I thought that these crispy edamame smelled fantastic. I could not wait to taste them. I was disappointed because I thought they were just ok. Definitely not wonderful. I think the taste could grow on me. As usual, Dave thought they were great.

I was impressed by Lucie’s willingness to try the edamame again and her optimistic attitude that she might like them prepared in a different way.

We are in our sixth week of trying new vegetables with the kids and I am very happy with how things are going. The most important goals of this project are learning new things, having fun with the kids and exposing them to vegetables and recipes they might like to try. It is not about making them eat something they do not want to eat. So when I read about the book It’s Not About the Broccoli: Three Habits to Teach Your Kids for a Lifetime of Healthy Eating by Dina Rose, I headed straight to amazon. The book arrived a few days ago and so far I have only had time to read the first few pages, but I can’t wait to read more. In the first chapter, the author makes the point that 30% of  all children between the ages of two and three do not eat any type of vegetable on any given day and when they do, the vegetable is most likely a french fry.
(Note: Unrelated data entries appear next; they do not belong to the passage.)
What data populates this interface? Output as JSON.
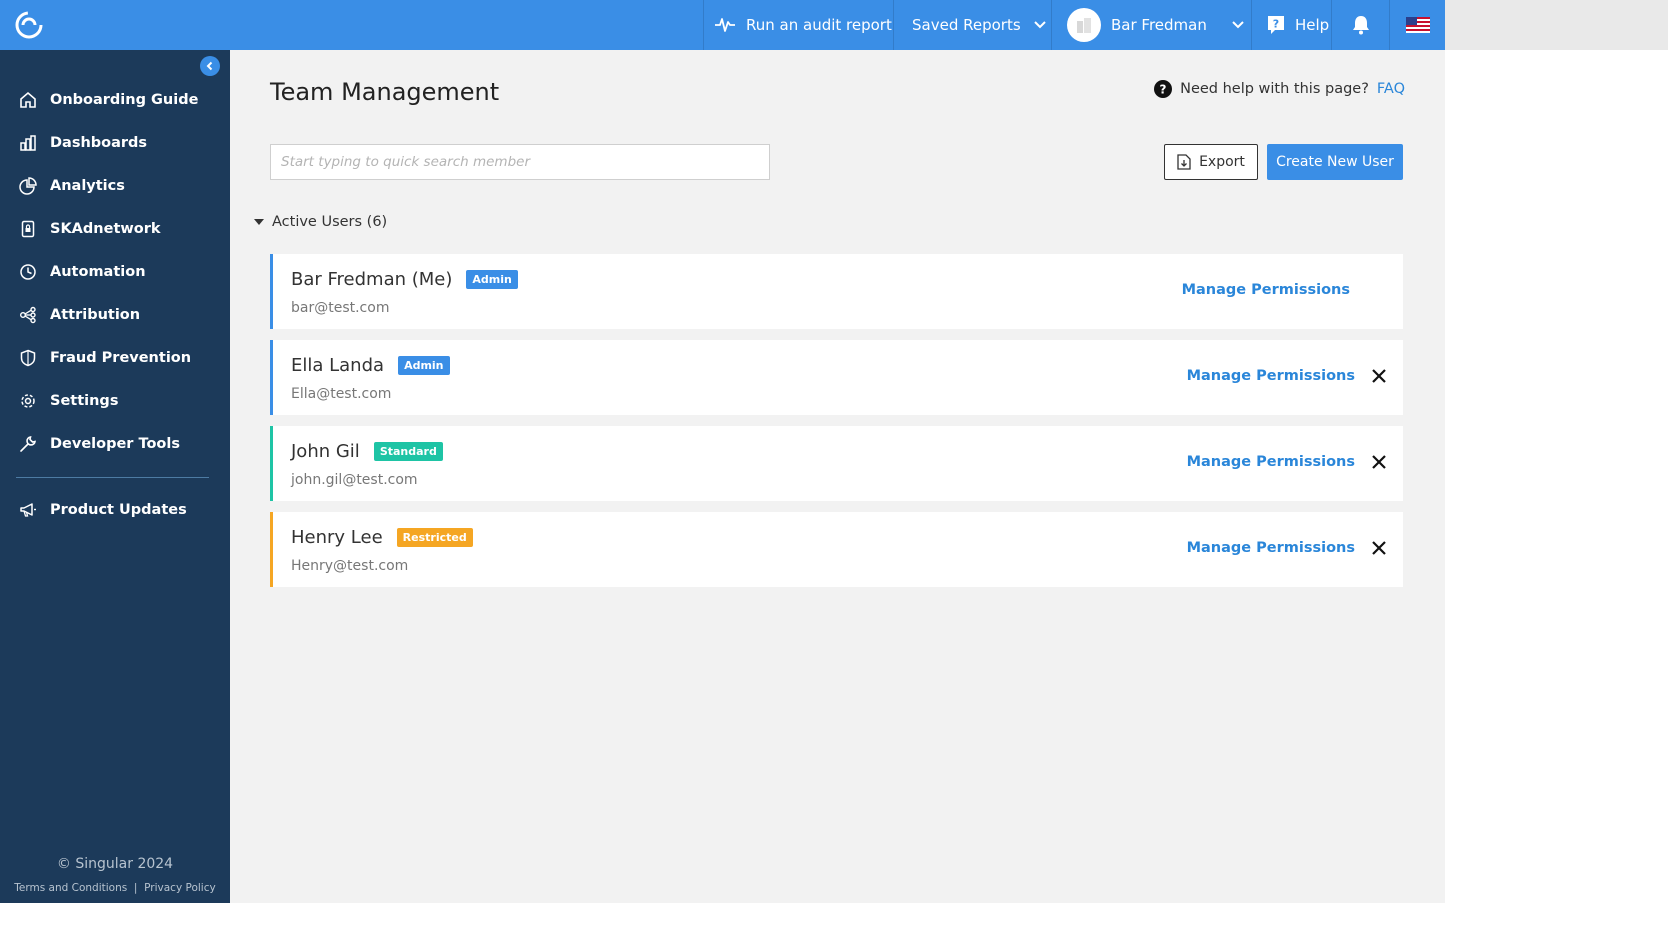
{
  "colors": {
    "brand": "#3a8ee6",
    "sidebar": "#1c3a5a",
    "admin": "#3a8ee6",
    "standard": "#1ec4a5",
    "restricted": "#f5a623",
    "link": "#2a86d9"
  },
  "topbar": {
    "audit_label": "Run an audit report",
    "saved_reports_label": "Saved Reports",
    "user_name": "Bar Fredman",
    "help_label": "Help"
  },
  "sidebar": {
    "items": [
      {
        "label": "Onboarding Guide",
        "icon": "home-icon"
      },
      {
        "label": "Dashboards",
        "icon": "bar-chart-icon"
      },
      {
        "label": "Analytics",
        "icon": "pie-chart-icon"
      },
      {
        "label": "SKAdnetwork",
        "icon": "lock-device-icon"
      },
      {
        "label": "Automation",
        "icon": "clock-icon"
      },
      {
        "label": "Attribution",
        "icon": "share-nodes-icon"
      },
      {
        "label": "Fraud Prevention",
        "icon": "shield-icon"
      },
      {
        "label": "Settings",
        "icon": "gear-icon"
      },
      {
        "label": "Developer Tools",
        "icon": "wrench-icon"
      }
    ],
    "updates_label": "Product Updates",
    "copyright": "© Singular 2024",
    "terms": "Terms and Conditions",
    "separator": "|",
    "privacy": "Privacy Policy"
  },
  "main": {
    "title": "Team Management",
    "help_text": "Need help with this page?",
    "faq": "FAQ",
    "search_placeholder": "Start typing to quick search member",
    "export_label": "Export",
    "create_label": "Create New User",
    "section_label": "Active Users (6)",
    "manage_label": "Manage Permissions",
    "users": [
      {
        "name": "Bar Fredman (Me)",
        "email": "bar@test.com",
        "role": "Admin",
        "color": "#3a8ee6",
        "removable": false
      },
      {
        "name": "Ella Landa",
        "email": "Ella@test.com",
        "role": "Admin",
        "color": "#3a8ee6",
        "removable": true
      },
      {
        "name": "John Gil",
        "email": "john.gil@test.com",
        "role": "Standard",
        "color": "#1ec4a5",
        "removable": true
      },
      {
        "name": "Henry Lee",
        "email": "Henry@test.com",
        "role": "Restricted",
        "color": "#f5a623",
        "removable": true
      }
    ]
  }
}
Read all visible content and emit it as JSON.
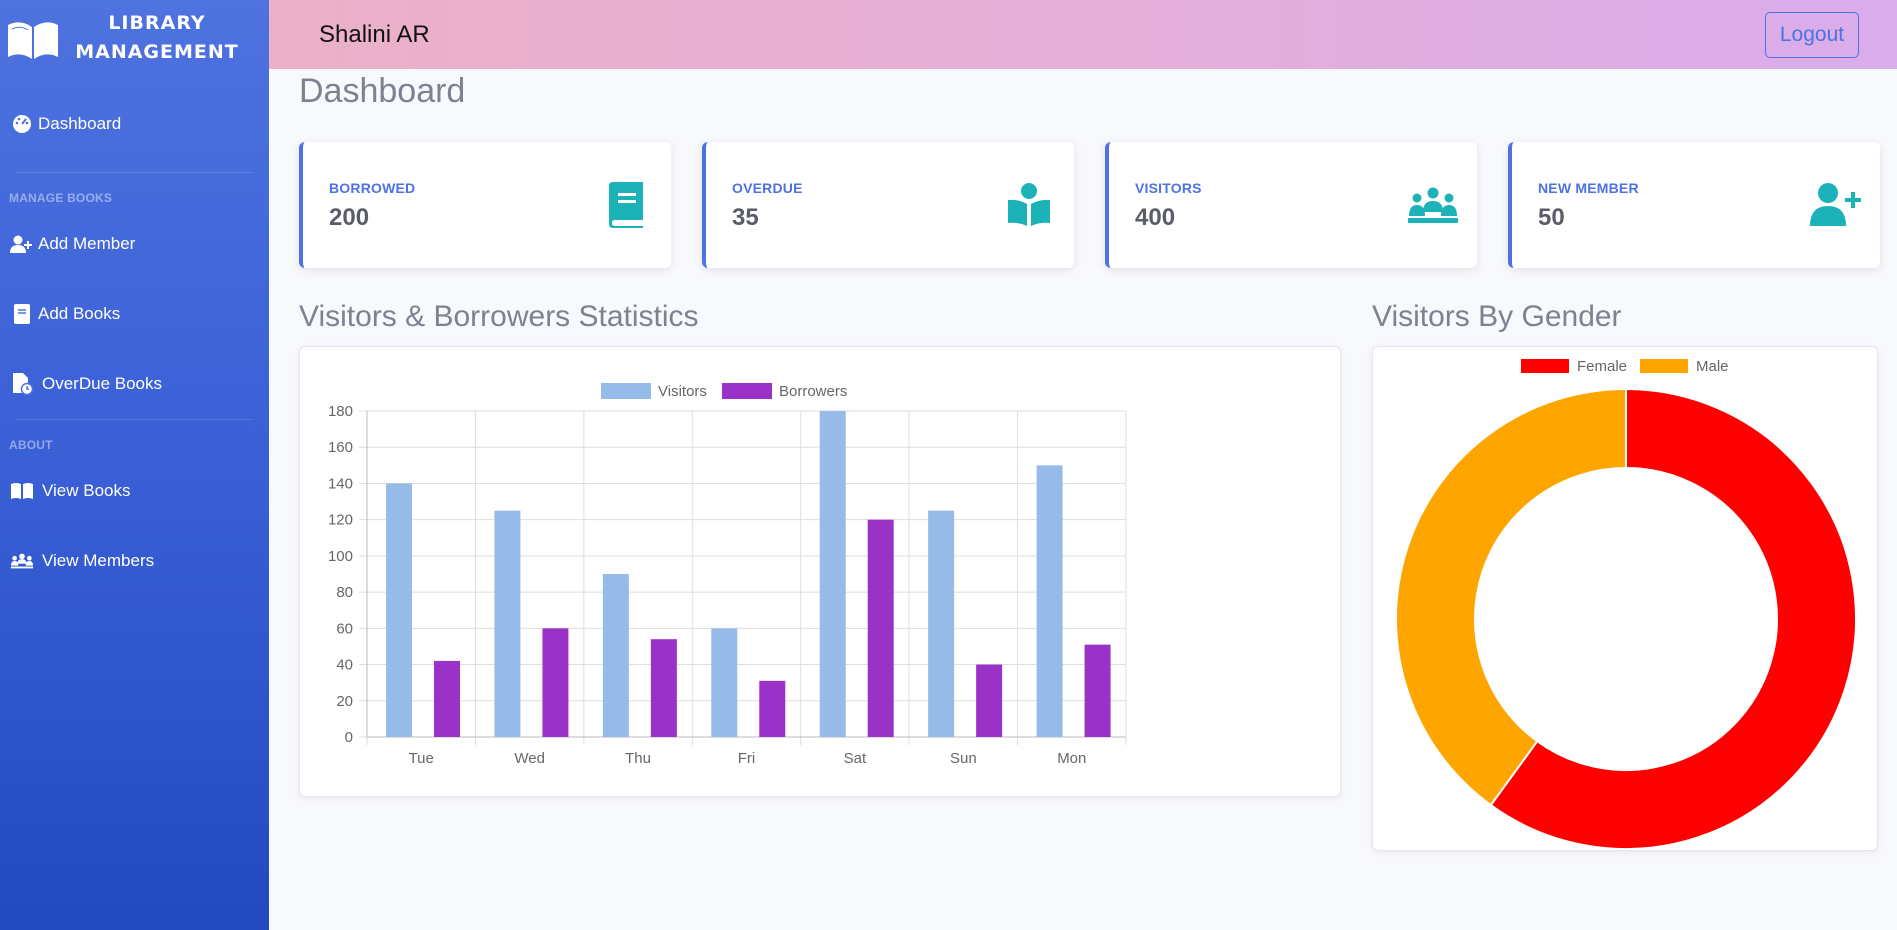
{
  "brand": {
    "line1": "LIBRARY",
    "line2": "MANAGEMENT"
  },
  "sidebar": {
    "dashboard": "Dashboard",
    "section_manage": "MANAGE BOOKS",
    "add_member": "Add Member",
    "add_books": "Add Books",
    "overdue_books": "OverDue Books",
    "section_about": "ABOUT",
    "view_books": "View Books",
    "view_members": "View Members"
  },
  "topbar": {
    "username": "Shalini AR",
    "logout": "Logout"
  },
  "page_title": "Dashboard",
  "cards": [
    {
      "label": "BORROWED",
      "value": "200",
      "icon": "book-icon"
    },
    {
      "label": "OVERDUE",
      "value": "35",
      "icon": "reader-icon"
    },
    {
      "label": "VISITORS",
      "value": "400",
      "icon": "people-icon"
    },
    {
      "label": "NEW MEMBER",
      "value": "50",
      "icon": "user-plus-icon"
    }
  ],
  "colors": {
    "accent": "#4e73df",
    "icon": "#1cb3b8",
    "visitors": "#96bbe8",
    "borrowers": "#9b32c8",
    "female": "#ff0000",
    "male": "#ffa500"
  },
  "bar_section_title": "Visitors & Borrowers Statistics",
  "pie_section_title": "Visitors By Gender",
  "chart_data": [
    {
      "type": "bar",
      "categories": [
        "Tue",
        "Wed",
        "Thu",
        "Fri",
        "Sat",
        "Sun",
        "Mon"
      ],
      "series": [
        {
          "name": "Visitors",
          "values": [
            140,
            125,
            90,
            60,
            180,
            125,
            150
          ]
        },
        {
          "name": "Borrowers",
          "values": [
            42,
            60,
            54,
            31,
            120,
            40,
            51
          ]
        }
      ],
      "yticks": [
        "0",
        "20",
        "40",
        "60",
        "80",
        "100",
        "120",
        "140",
        "160",
        "180"
      ],
      "ylim": [
        0,
        180
      ],
      "grid": true,
      "legend": "top"
    },
    {
      "type": "pie",
      "labels": [
        "Female",
        "Male"
      ],
      "values": [
        60,
        40
      ],
      "legend": "top"
    }
  ]
}
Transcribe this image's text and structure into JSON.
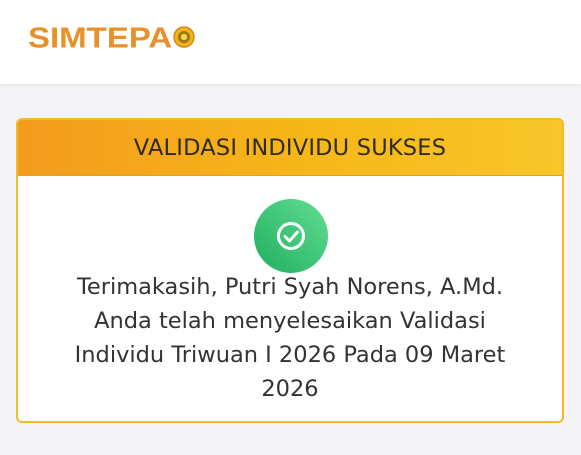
{
  "header": {
    "logo_text": "SIMTEPA",
    "logo_icon": "circle-emblem-icon"
  },
  "card": {
    "title": "VALIDASI INDIVIDU SUKSES",
    "icon": "check-circle-icon",
    "message_lines": [
      "Terimakasih, Putri Syah Norens, A.Md.",
      "Anda telah menyelesaikan Validasi",
      "Individu Triwuan I 2026 Pada 09 Maret",
      "2026"
    ]
  },
  "colors": {
    "brand": "#e8902a",
    "header_gradient_start": "#f49b1e",
    "header_gradient_end": "#f7c62a",
    "success_start": "#21b968",
    "success_end": "#55d98a"
  }
}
I am hoping to get my kids eating two or three kinds of vegetables almost every day because they want to. I look forward to reading more about the authors approach to encourage the kids’ healthy eating.

In the last six weeks I have tried several things I never thought I would try and I have enjoyed many of them. I love hearing from you about what recipes sound good to you and about your favorite ways to prepare the veggies we are trying. Please continue to share your thoughts with us. The kids love hearing your comments too!

Don’t forget to follow Counting Our Veggies on Pinterest, where you can see boards for other recipes and vegetables we are considering and find all the recipes we have used on our blog.

Thanks for visiting,

Jen

P.S.

A few words from Lucie:

We tried a new edamame recipe. I though I was going to like it because it looked good. I did not like it and I gave it two thumbs down.